▶ What is expected
In how many lines of the data below does the word "point" appear? Reply with the number and nothing more.

[Website and app data records]
______
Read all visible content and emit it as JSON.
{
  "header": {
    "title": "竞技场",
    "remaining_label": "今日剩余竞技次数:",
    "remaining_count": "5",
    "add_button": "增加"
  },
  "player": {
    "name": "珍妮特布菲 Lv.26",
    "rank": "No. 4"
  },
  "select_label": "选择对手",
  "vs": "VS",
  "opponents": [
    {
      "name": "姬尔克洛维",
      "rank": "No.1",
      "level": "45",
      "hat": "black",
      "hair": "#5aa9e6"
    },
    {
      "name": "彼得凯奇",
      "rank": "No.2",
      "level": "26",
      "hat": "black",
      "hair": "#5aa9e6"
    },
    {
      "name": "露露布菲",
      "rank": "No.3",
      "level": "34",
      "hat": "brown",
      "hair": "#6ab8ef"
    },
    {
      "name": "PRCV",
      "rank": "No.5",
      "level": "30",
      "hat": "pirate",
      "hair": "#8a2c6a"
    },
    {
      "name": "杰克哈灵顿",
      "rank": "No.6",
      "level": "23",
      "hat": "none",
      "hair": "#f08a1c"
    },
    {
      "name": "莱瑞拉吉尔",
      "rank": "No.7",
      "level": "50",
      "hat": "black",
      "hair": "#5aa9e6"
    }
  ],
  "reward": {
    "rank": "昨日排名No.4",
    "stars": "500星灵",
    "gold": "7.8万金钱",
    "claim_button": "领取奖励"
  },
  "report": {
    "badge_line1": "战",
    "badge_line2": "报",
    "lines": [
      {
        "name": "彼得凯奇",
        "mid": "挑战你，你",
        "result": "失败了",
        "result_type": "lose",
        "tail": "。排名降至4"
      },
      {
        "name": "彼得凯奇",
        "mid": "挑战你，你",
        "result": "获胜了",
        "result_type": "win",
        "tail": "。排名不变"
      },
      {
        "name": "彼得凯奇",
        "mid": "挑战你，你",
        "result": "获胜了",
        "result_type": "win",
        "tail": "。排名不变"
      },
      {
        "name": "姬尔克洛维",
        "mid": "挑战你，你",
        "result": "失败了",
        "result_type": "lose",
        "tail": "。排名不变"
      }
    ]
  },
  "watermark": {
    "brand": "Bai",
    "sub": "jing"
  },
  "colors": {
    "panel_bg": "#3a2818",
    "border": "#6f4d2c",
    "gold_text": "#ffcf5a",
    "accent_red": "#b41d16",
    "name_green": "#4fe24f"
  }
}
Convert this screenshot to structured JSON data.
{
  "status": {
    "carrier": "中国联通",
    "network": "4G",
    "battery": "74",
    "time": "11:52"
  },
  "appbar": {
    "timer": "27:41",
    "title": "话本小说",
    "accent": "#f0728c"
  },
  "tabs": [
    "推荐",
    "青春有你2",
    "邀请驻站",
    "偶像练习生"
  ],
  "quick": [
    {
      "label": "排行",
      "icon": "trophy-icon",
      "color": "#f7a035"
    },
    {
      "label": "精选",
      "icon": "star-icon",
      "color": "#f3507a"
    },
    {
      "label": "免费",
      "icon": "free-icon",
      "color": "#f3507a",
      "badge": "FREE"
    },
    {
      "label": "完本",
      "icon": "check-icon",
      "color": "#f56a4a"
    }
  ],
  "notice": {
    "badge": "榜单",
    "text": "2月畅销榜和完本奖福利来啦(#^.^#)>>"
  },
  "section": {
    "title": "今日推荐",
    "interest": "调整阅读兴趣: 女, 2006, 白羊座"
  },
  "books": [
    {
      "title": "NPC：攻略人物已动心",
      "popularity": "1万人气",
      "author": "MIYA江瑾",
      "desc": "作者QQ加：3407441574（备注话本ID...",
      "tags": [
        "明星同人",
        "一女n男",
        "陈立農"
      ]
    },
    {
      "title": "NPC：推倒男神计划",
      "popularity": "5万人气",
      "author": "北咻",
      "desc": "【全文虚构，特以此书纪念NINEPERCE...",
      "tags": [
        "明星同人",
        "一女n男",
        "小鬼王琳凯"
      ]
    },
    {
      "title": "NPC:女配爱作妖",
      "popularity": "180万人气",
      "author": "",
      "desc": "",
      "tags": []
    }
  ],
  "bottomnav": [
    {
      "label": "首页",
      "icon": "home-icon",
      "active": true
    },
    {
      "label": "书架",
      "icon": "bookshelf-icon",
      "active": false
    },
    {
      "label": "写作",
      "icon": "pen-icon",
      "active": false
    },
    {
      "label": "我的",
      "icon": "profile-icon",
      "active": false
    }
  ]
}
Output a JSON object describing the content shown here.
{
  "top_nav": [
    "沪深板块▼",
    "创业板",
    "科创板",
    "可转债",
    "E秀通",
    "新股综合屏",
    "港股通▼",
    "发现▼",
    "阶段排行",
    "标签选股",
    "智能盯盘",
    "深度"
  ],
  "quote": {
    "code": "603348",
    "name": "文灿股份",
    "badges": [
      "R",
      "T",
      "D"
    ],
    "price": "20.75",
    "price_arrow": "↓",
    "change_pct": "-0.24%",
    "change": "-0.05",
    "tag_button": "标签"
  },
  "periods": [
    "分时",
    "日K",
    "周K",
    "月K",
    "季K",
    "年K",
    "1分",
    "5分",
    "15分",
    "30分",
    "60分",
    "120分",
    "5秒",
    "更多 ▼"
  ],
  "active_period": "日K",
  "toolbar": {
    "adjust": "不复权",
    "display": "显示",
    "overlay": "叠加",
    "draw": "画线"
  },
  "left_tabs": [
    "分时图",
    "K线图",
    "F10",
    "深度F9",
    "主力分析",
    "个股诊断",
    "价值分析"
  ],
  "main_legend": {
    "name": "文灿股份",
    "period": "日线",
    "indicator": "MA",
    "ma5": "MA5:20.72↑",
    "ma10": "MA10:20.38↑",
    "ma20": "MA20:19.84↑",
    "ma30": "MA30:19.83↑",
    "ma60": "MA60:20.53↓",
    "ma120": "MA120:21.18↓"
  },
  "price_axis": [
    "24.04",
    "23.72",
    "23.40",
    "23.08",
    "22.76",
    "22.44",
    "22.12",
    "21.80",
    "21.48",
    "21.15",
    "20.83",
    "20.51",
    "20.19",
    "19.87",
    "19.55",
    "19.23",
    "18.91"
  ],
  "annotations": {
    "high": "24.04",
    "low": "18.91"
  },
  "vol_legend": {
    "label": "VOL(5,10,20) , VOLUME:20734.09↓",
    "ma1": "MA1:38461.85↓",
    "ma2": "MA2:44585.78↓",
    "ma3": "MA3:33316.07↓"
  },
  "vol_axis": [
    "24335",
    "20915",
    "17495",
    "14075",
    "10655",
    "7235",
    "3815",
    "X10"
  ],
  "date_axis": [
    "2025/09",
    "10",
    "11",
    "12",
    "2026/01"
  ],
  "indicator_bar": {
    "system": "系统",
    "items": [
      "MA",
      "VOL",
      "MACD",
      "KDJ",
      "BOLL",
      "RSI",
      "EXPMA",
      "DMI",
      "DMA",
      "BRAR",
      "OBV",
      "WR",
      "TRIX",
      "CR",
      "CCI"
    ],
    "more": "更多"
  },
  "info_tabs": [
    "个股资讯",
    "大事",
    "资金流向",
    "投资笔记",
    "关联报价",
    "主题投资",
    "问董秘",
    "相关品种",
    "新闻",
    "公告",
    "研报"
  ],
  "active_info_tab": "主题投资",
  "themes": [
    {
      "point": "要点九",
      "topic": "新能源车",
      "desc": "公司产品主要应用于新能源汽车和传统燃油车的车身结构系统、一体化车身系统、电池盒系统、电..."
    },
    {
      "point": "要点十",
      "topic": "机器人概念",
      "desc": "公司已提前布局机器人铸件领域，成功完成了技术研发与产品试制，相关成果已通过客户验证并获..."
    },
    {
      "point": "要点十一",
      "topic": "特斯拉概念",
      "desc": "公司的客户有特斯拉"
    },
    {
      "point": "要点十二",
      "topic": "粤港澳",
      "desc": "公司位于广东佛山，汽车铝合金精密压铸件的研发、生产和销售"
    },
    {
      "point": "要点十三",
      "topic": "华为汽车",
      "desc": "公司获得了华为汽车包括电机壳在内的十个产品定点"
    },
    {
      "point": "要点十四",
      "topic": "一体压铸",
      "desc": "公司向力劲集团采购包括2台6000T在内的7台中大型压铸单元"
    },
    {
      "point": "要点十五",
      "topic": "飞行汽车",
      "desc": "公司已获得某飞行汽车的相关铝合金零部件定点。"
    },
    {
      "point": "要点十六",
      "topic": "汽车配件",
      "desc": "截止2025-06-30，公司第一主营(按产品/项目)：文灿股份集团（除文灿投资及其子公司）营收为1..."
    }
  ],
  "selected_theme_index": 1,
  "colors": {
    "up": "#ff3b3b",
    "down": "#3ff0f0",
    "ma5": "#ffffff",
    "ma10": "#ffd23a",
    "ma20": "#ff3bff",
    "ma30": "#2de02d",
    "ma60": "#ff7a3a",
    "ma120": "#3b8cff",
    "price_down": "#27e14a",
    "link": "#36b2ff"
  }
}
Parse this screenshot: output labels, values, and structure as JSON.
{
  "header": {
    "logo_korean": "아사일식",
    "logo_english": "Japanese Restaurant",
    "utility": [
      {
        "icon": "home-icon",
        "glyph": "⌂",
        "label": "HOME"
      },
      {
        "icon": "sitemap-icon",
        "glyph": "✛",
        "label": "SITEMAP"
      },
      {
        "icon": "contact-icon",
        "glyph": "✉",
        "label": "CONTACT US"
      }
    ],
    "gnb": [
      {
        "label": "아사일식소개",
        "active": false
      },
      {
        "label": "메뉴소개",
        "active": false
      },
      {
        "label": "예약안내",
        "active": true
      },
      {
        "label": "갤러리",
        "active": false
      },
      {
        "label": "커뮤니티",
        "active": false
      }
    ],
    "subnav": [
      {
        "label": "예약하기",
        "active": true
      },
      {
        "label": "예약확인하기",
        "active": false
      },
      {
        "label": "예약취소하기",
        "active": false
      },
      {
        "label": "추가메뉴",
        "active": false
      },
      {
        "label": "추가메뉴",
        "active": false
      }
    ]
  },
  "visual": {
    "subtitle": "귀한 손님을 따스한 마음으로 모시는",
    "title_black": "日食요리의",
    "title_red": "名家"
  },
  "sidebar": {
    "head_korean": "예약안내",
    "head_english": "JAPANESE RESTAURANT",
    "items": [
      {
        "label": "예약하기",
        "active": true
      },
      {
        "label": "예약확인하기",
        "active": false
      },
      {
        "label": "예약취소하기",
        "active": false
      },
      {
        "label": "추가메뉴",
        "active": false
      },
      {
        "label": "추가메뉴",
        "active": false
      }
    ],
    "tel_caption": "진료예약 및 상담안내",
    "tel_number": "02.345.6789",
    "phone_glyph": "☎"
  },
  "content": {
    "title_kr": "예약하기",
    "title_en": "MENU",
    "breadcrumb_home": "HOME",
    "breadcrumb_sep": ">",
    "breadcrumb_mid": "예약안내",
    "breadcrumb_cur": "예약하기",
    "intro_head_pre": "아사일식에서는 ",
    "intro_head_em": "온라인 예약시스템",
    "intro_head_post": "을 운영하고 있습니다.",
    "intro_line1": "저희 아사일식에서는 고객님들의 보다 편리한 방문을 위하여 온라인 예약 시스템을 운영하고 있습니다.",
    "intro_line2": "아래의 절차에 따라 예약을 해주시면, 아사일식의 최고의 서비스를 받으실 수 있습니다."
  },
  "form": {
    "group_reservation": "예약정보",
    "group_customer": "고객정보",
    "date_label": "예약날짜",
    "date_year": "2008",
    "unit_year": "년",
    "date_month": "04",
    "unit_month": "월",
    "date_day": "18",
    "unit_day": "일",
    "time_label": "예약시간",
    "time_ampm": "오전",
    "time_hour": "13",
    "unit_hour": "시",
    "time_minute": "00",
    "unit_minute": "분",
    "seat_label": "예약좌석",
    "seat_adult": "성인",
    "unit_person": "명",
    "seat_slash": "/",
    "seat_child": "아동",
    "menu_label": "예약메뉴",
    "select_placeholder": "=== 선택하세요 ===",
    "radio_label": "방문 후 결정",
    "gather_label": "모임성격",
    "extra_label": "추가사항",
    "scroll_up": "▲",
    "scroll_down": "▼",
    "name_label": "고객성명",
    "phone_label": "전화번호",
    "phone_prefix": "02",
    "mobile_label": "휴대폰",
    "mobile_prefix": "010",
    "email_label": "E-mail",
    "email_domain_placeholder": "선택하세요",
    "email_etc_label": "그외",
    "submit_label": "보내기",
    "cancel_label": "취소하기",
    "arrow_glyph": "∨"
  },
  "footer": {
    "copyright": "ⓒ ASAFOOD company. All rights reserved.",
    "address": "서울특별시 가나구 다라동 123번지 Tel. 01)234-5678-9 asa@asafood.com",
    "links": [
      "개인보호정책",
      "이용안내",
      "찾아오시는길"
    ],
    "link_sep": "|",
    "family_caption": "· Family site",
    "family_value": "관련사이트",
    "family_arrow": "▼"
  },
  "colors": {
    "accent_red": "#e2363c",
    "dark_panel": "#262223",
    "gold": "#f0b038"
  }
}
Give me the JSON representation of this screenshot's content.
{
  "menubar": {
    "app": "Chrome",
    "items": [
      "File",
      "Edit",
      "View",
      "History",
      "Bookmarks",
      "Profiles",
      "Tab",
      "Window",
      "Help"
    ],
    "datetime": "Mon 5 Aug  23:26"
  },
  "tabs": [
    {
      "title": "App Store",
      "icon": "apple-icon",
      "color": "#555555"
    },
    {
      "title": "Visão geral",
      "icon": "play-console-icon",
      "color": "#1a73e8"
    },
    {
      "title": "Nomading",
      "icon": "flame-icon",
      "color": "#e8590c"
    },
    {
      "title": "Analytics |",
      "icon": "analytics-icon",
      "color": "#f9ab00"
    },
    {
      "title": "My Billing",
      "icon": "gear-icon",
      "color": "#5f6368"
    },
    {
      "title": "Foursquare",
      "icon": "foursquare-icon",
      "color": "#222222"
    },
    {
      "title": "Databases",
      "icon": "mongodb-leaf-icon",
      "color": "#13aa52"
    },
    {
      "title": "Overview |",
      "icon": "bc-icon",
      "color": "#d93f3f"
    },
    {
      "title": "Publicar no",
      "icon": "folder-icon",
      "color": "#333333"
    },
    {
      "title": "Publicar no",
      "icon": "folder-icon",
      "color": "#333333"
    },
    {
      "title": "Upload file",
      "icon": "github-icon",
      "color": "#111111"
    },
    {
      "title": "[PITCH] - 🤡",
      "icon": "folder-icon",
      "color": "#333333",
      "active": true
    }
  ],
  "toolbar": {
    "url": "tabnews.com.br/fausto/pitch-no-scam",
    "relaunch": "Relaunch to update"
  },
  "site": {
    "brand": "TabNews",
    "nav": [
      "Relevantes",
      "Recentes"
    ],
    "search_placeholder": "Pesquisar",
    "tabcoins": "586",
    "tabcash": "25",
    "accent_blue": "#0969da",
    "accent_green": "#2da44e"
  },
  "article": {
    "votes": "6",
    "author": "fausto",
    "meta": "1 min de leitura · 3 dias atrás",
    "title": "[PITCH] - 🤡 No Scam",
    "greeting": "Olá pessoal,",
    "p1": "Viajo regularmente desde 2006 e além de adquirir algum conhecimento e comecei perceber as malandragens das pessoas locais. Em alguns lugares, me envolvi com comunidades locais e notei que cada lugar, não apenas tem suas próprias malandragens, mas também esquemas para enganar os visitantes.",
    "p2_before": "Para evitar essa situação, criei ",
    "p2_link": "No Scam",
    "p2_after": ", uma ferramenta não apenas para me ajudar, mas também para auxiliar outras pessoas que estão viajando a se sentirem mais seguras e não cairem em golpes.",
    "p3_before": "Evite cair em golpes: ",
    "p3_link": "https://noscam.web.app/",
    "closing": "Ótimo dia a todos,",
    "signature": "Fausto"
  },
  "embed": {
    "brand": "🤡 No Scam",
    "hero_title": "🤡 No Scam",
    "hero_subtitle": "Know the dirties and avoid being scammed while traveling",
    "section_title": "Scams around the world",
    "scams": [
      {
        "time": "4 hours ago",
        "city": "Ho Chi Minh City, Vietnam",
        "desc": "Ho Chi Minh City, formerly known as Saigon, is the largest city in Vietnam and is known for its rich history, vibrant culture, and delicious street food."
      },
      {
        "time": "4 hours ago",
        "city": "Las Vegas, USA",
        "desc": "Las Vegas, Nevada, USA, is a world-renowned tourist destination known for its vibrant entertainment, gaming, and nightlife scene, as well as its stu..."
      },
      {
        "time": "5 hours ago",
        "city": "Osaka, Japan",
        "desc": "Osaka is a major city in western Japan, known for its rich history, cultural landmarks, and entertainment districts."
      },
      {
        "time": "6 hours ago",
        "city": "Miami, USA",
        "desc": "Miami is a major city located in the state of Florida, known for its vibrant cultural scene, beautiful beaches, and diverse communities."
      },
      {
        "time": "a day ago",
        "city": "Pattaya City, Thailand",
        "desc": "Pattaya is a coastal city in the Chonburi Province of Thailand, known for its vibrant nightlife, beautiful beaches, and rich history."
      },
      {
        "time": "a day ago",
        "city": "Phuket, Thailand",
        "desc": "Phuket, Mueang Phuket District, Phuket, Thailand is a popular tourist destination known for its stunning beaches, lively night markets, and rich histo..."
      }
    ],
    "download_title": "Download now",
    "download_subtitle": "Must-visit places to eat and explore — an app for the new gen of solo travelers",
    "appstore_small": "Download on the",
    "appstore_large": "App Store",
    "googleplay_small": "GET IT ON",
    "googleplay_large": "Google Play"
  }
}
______
▶ Reply to the task
8